Because Francis has worked and exhibited in the United States, Europe, and Asia, he is considered as one of the most prominent international post-war painters. His work was most often exhibited in Europe and Japan. In 1991, he was elected as an Associate Member of the National Academy of Design. During his lifetime, Francis’ work was featured in 113 solo exhibitions in various museums and galleries, with the additional 90 solo exhibits after 1994, when he died.His paintings can be seen in the most eminent international museum collections, such as Metropolitan Museum and MOMA in New York, Kunstmuseum in Basel, Switzerland, Idemitsu Museum of Arts in Tokyo, and the Centre Pompidou. His work is continuously popular and deemed extremely valuable at auctions. For instance, in 2010 his Middle Blue was sold at auction for $6,354,500, which was a record for the artist.
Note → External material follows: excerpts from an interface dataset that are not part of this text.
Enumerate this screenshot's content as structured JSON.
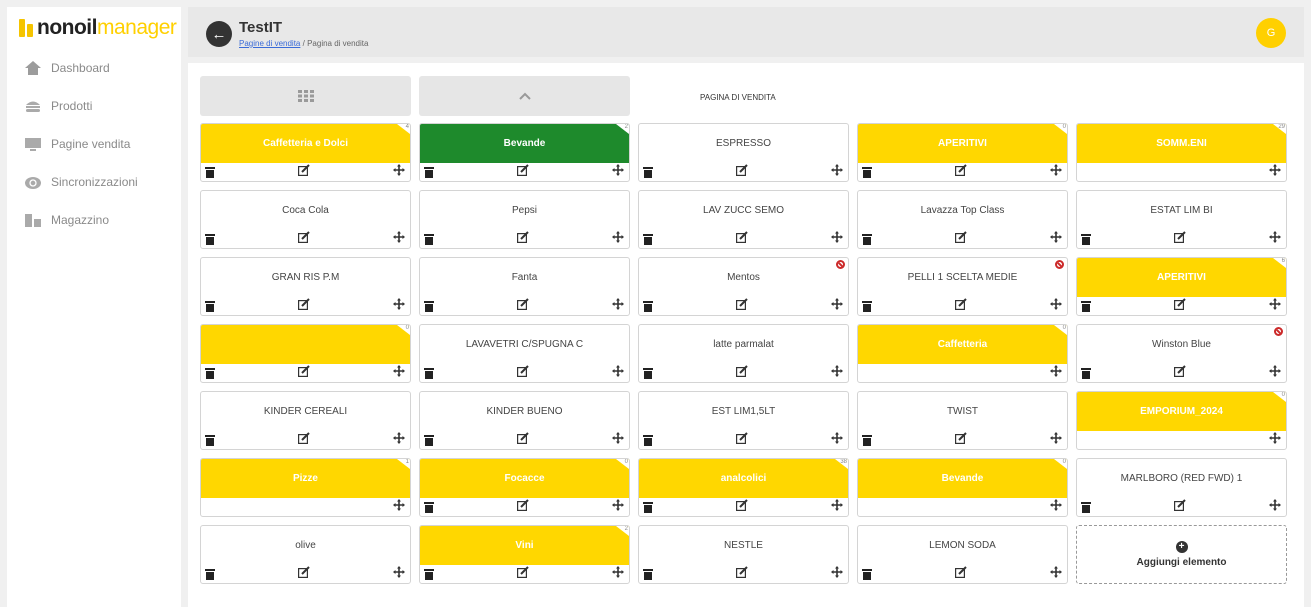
{
  "brand": {
    "part1": "nonoil",
    "part2": "manager"
  },
  "sidebar": {
    "items": [
      {
        "label": "Dashboard",
        "icon": "home-icon"
      },
      {
        "label": "Prodotti",
        "icon": "burger-icon"
      },
      {
        "label": "Pagine vendita",
        "icon": "monitor-icon"
      },
      {
        "label": "Sincronizzazioni",
        "icon": "cloud-sync-icon"
      },
      {
        "label": "Magazzino",
        "icon": "warehouse-icon"
      }
    ]
  },
  "header": {
    "title": "TestIT",
    "breadcrumb_link": "Pagine di vendita",
    "breadcrumb_current": "Pagina di vendita",
    "avatar": "G"
  },
  "toolbar": {
    "page_label": "PAGINA DI VENDITA"
  },
  "add_label": "Aggiungi elemento",
  "colors": {
    "yellow": "#ffd700",
    "green": "#1e8a2c"
  },
  "cards": [
    {
      "label": "Caffetteria e Dolci",
      "style": "yellow",
      "badge": "4",
      "actions": "full"
    },
    {
      "label": "Bevande",
      "style": "green",
      "badge": "2",
      "actions": "full"
    },
    {
      "label": "ESPRESSO",
      "style": "white",
      "badge": "",
      "actions": "full"
    },
    {
      "label": "APERITIVI",
      "style": "yellow",
      "badge": "0",
      "actions": "full"
    },
    {
      "label": "SOMM.ENI",
      "style": "yellow",
      "badge": "29",
      "actions": "move"
    },
    {
      "label": "Coca Cola",
      "style": "white",
      "badge": "",
      "actions": "full"
    },
    {
      "label": "Pepsi",
      "style": "white",
      "badge": "",
      "actions": "full"
    },
    {
      "label": "LAV ZUCC SEMO",
      "style": "white",
      "badge": "",
      "actions": "full"
    },
    {
      "label": "Lavazza Top Class",
      "style": "white",
      "badge": "",
      "actions": "full"
    },
    {
      "label": "ESTAT LIM BI",
      "style": "white",
      "badge": "",
      "actions": "full"
    },
    {
      "label": "GRAN RIS P.M",
      "style": "white",
      "badge": "",
      "actions": "full"
    },
    {
      "label": "Fanta",
      "style": "white",
      "badge": "",
      "actions": "full"
    },
    {
      "label": "Mentos",
      "style": "white",
      "badge": "",
      "actions": "full",
      "blocked": true
    },
    {
      "label": "PELLI 1 SCELTA MEDIE",
      "style": "white",
      "badge": "",
      "actions": "full",
      "blocked": true
    },
    {
      "label": "APERITIVI",
      "style": "yellow",
      "badge": "6",
      "actions": "full"
    },
    {
      "label": "",
      "style": "yellow",
      "badge": "0",
      "actions": "full"
    },
    {
      "label": "LAVAVETRI C/SPUGNA C",
      "style": "white",
      "badge": "",
      "actions": "full"
    },
    {
      "label": "latte parmalat",
      "style": "white",
      "badge": "",
      "actions": "full"
    },
    {
      "label": "Caffetteria",
      "style": "yellow",
      "badge": "0",
      "actions": "move"
    },
    {
      "label": "Winston Blue",
      "style": "white",
      "badge": "",
      "actions": "full",
      "blocked": true
    },
    {
      "label": "KINDER CEREALI",
      "style": "white",
      "badge": "",
      "actions": "full"
    },
    {
      "label": "KINDER BUENO",
      "style": "white",
      "badge": "",
      "actions": "full"
    },
    {
      "label": "EST LIM1,5LT",
      "style": "white",
      "badge": "",
      "actions": "full"
    },
    {
      "label": "TWIST",
      "style": "white",
      "badge": "",
      "actions": "full"
    },
    {
      "label": "EMPORIUM_2024",
      "style": "yellow",
      "badge": "0",
      "actions": "move"
    },
    {
      "label": "Pizze",
      "style": "yellow",
      "badge": "1",
      "actions": "move"
    },
    {
      "label": "Focacce",
      "style": "yellow",
      "badge": "0",
      "actions": "full"
    },
    {
      "label": "analcolici",
      "style": "yellow",
      "badge": "38",
      "actions": "full"
    },
    {
      "label": "Bevande",
      "style": "yellow",
      "badge": "0",
      "actions": "move"
    },
    {
      "label": "MARLBORO (RED FWD) 1",
      "style": "white",
      "badge": "",
      "actions": "full"
    },
    {
      "label": "olive",
      "style": "white",
      "badge": "",
      "actions": "full"
    },
    {
      "label": "Vini",
      "style": "yellow",
      "badge": "2",
      "actions": "full"
    },
    {
      "label": "NESTLE",
      "style": "white",
      "badge": "",
      "actions": "full"
    },
    {
      "label": "LEMON SODA",
      "style": "white",
      "badge": "",
      "actions": "full"
    }
  ]
}
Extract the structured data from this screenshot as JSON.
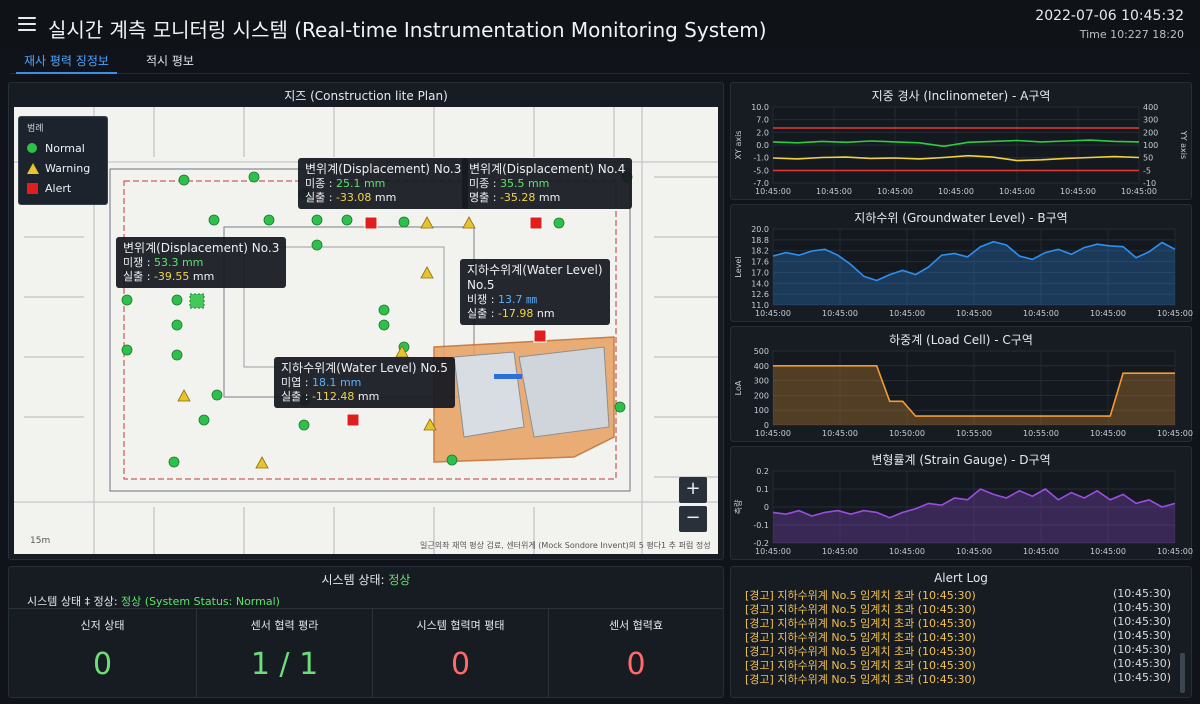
{
  "header": {
    "title": "실시간 계측 모니터링 시스템 (Real-time Instrumentation Monitoring System)",
    "datetime": "2022-07-06 10:45:32",
    "subtime": "Time 10:227 18:20"
  },
  "tabs": [
    {
      "label": "재사 평력 징정보",
      "active": true
    },
    {
      "label": "적시 평보",
      "active": false
    }
  ],
  "map": {
    "title": "지즈 (Construction lite Plan)",
    "legend": {
      "title": "범례",
      "normal": "Normal",
      "warning": "Warning",
      "alert": "Alert"
    },
    "footer": "일근의좌 재역 평상 검료, 센터위게 (Mock Sondore Invent)의 5 평다1 추 퍼럼 정성",
    "scale": "15m",
    "zoom_in": "+",
    "zoom_out": "−",
    "colors": {
      "normal": "#2ec04a",
      "warning": "#e8c42a",
      "alert": "#e11d1d"
    },
    "tooltips": [
      {
        "title": "변위계(Displacement) No.3",
        "l1": "미종 :",
        "v1": "25.1 mm",
        "l2": "실출 :",
        "v2": "-33.08",
        "u2": "mm"
      },
      {
        "title": "변위계(Displacement) No.4",
        "l1": "미종 :",
        "v1": "35.5 mm",
        "l2": "명출 :",
        "v2": "-35.28",
        "u2": "mm"
      },
      {
        "title": "변위계(Displacement) No.3",
        "l1": "미쟁 :",
        "v1": "53.3 mm",
        "l2": "실출 :",
        "v2": "-39.55",
        "u2": "mm"
      },
      {
        "title": "지하수위계(Water Level)",
        "title2": "No.5",
        "l1": "비쟁 :",
        "v1": "13.7 ㎜",
        "l2": "실출 :",
        "v2": "-17.98",
        "u2": "nm"
      },
      {
        "title": "지하수위계(Water Level) No.5",
        "l1": "미엽 :",
        "v1": "18.1 mm",
        "l2": "실출 :",
        "v2": "-112.48",
        "u2": "mm"
      }
    ]
  },
  "charts": [
    {
      "title": "지중 경사 (Inclinometer) - A구역",
      "ylabel_left": "XY axis",
      "ylabel_right": "YY axis",
      "left_ticks": [
        "10.0",
        "7.0",
        "2.0",
        "0.0",
        "-1.0",
        "-5.0",
        "-7.0"
      ],
      "right_ticks": [
        "400",
        "300",
        "200",
        "100",
        "50",
        "-5",
        "-10"
      ],
      "x_ticks": [
        "10:45:00",
        "10:45:00",
        "10:45:00",
        "10:45:00",
        "10:45:00",
        "10:45:00",
        "10:45:00"
      ]
    },
    {
      "title": "지하수위 (Groundwater Level) - B구역",
      "ylabel_left": "Level",
      "left_ticks": [
        "20.0",
        "18.8",
        "18.2",
        "17.6",
        "17.0",
        "14.0",
        "12.6",
        "11.0"
      ],
      "x_ticks": [
        "10:45:00",
        "10:45:00",
        "10:45:00",
        "10:45:00",
        "10:45:00",
        "10:45:00",
        "10:45:00"
      ]
    },
    {
      "title": "하중계 (Load Cell) - C구역",
      "ylabel_left": "LoA",
      "left_ticks": [
        "500",
        "400",
        "300",
        "200",
        "100",
        "0"
      ],
      "x_ticks": [
        "10:45:00",
        "10:45:00",
        "10:50:00",
        "10:55:00",
        "10:55:00",
        "10:45:00",
        "10:45:00"
      ]
    },
    {
      "title": "변형률계 (Strain Gauge) - D구역",
      "ylabel_left": "측량",
      "left_ticks": [
        "0.2",
        "0.1",
        "0",
        "-0.1",
        "-0.2"
      ],
      "x_ticks": [
        "10:45:00",
        "10:45:00",
        "10:45:00",
        "10:45:00",
        "10:45:00",
        "10:45:00",
        "10:45:00"
      ]
    }
  ],
  "chart_data": [
    {
      "type": "line",
      "title": "지중 경사 (Inclinometer) - A구역",
      "ylabel": "XY axis",
      "y2label": "YY axis",
      "ylim": [
        -7.0,
        10.0
      ],
      "series": [
        {
          "color": "#e53935",
          "values": [
            5.3,
            5.3,
            5.3,
            5.3,
            5.3,
            5.3,
            5.3,
            5.3,
            5.3,
            5.3,
            5.3,
            5.3,
            5.3,
            5.3,
            5.3,
            5.3
          ]
        },
        {
          "color": "#2ecc40",
          "values": [
            2.2,
            2.0,
            2.3,
            2.1,
            2.4,
            2.2,
            2.0,
            1.2,
            2.1,
            2.3,
            2.5,
            2.2,
            2.4,
            2.6,
            2.3,
            2.2
          ]
        },
        {
          "color": "#f2d13a",
          "values": [
            -1.4,
            -1.6,
            -1.3,
            -1.2,
            -1.5,
            -1.4,
            -1.6,
            -1.3,
            -0.9,
            -1.2,
            -2.0,
            -1.8,
            -1.5,
            -1.3,
            -1.1,
            -1.3
          ]
        },
        {
          "color": "#e53935",
          "values": [
            -4.2,
            -4.2,
            -4.2,
            -4.2,
            -4.2,
            -4.2,
            -4.2,
            -4.2,
            -4.2,
            -4.2,
            -4.2,
            -4.2,
            -4.2,
            -4.2,
            -4.2,
            -4.2
          ]
        }
      ]
    },
    {
      "type": "area",
      "title": "지하수위 (Groundwater Level) - B구역",
      "ylabel": "Level",
      "ylim": [
        11.0,
        20.0
      ],
      "series": [
        {
          "color": "#2d8ff0",
          "values": [
            16.8,
            17.2,
            16.9,
            17.4,
            17.6,
            16.9,
            15.8,
            14.4,
            13.9,
            14.6,
            15.1,
            14.6,
            15.5,
            16.9,
            17.1,
            16.7,
            17.9,
            18.5,
            18.1,
            16.8,
            16.4,
            17.2,
            17.6,
            17.0,
            17.8,
            18.2,
            18.0,
            17.9,
            16.6,
            17.3,
            18.4,
            17.6
          ]
        }
      ]
    },
    {
      "type": "area",
      "title": "하중계 (Load Cell) - C구역",
      "ylabel": "LoA",
      "ylim": [
        0,
        500
      ],
      "series": [
        {
          "color": "#f39c33",
          "values": [
            400,
            400,
            400,
            400,
            400,
            400,
            400,
            400,
            400,
            160,
            160,
            60,
            60,
            60,
            60,
            60,
            60,
            60,
            60,
            60,
            60,
            60,
            60,
            60,
            60,
            60,
            60,
            350,
            350,
            350,
            350,
            350
          ]
        }
      ]
    },
    {
      "type": "area",
      "title": "변형률계 (Strain Gauge) - D구역",
      "ylabel": "측량",
      "ylim": [
        -0.2,
        0.2
      ],
      "series": [
        {
          "color": "#9b4de0",
          "values": [
            -0.03,
            -0.04,
            -0.02,
            -0.05,
            -0.03,
            -0.02,
            -0.04,
            -0.02,
            -0.03,
            -0.06,
            -0.03,
            -0.01,
            0.02,
            0.01,
            0.05,
            0.04,
            0.1,
            0.07,
            0.05,
            0.09,
            0.06,
            0.1,
            0.04,
            0.08,
            0.05,
            0.09,
            0.04,
            0.07,
            0.02,
            0.04,
            0.0,
            0.02
          ]
        }
      ]
    }
  ],
  "status": {
    "title_label": "시스템 상태:",
    "title_value": "정상",
    "line_label": "시스템 상태 ‡ 정상:",
    "line_value": "정상 (System Status: Normal)",
    "cells": [
      {
        "label": "신저 상태",
        "value": "0",
        "color": "#6fdc7a"
      },
      {
        "label": "센서 협력 평라",
        "value": "1 / 1",
        "color": "#6fdc7a"
      },
      {
        "label": "시스템 협력며 평태",
        "value": "0",
        "color": "#ff6a6a"
      },
      {
        "label": "센서 협력효",
        "value": "0",
        "color": "#ff6a6a"
      }
    ]
  },
  "alert_log": {
    "title": "Alert Log",
    "items": [
      {
        "msg": "[경고] 지하수위계 No.5 임계치 초과 (10:45:30)",
        "time": "(10:45:30)"
      },
      {
        "msg": "[경고] 지하수위계 No.5 임계치 초과 (10:45:30)",
        "time": "(10:45:30)"
      },
      {
        "msg": "[경고] 지하수위계 No.5 임계치 초과 (10:45:30)",
        "time": "(10:45:30)"
      },
      {
        "msg": "[경고] 지하수위계 No.5 임계치 초과 (10:45:30)",
        "time": "(10:45:30)"
      },
      {
        "msg": "[경고] 지하수위계 No.5 임계치 초과 (10:45:30)",
        "time": "(10:45:30)"
      },
      {
        "msg": "[경고] 지하수위계 No.5 임계치 초과 (10:45:30)",
        "time": "(10:45:30)"
      },
      {
        "msg": "[경고] 지하수위계 No.5 임계치 초과 (10:45:30)",
        "time": "(10:45:30)"
      }
    ]
  }
}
Later on, in 2013 his Symphony in Blue was sold at Sotheby's for $1,145,000 and finally, in 2016, his Summer #1, was sold for $11,842,000, which has established a world record for the artist.
Sam Francis Foundation was founded soon after the artist’s death in 1994. The mission of this foundation is to research, document and protect the creative legacy of the artist and also to promote his uniquely valuable works through many channels, such as education, online sources and social networks.The foundation has recently published, in collaboration with the University of California Press, a Catalogue Raisonne and Panel Paintings, a 1946 – 1994 catalog of Francis’ works, which consists of a printed book and 2 DVDs. The whole package also includes photos, writings, video and films about Francis’ work. Just like Francis believed that his life was a series of adventures and challenges, the Sam Francis Foundation wants to expand and promote his sense of wonder and his freedom to explore the world through the artistic instincts. In 2010, artist and filmmaker Jeffrey Perkins released the documentary called The Painter Sam Francis. This valuable documentary, filmed between the late 60s and the early 90s, brings together interviews with friends, family, and professional partners of Francis.
The main elements and the very heart of Francis’ work have always been light and space. This is not an innovative element in the world of painting - what is unique in the oeuvre of Sam Francis is the way he translated the everlasting play of light and space not only into the regular painterly works but also into alternative three-dimensional pieces. Francis’ paintings are valued historically for their one of a kind aesthetic vision, but at the same time, his curious mind and spirit have won him an amazing legacy of a innovative renaissance man.
The artist is represented by Galerie Thalberg Zurich, Kunzt.gallery, Puccio Fine Art, Rosenbaum Contemporary Bal Harbour, Rosenbaum Contemporary Boca Raton, Jane Kahan Gallery New York and Woodward Gallery New York.
Sam Francis lived and worked between the United States, France, and Japan.
Featured image: Sam Francis' Portrait - Courtesy of Sam Francis Foundation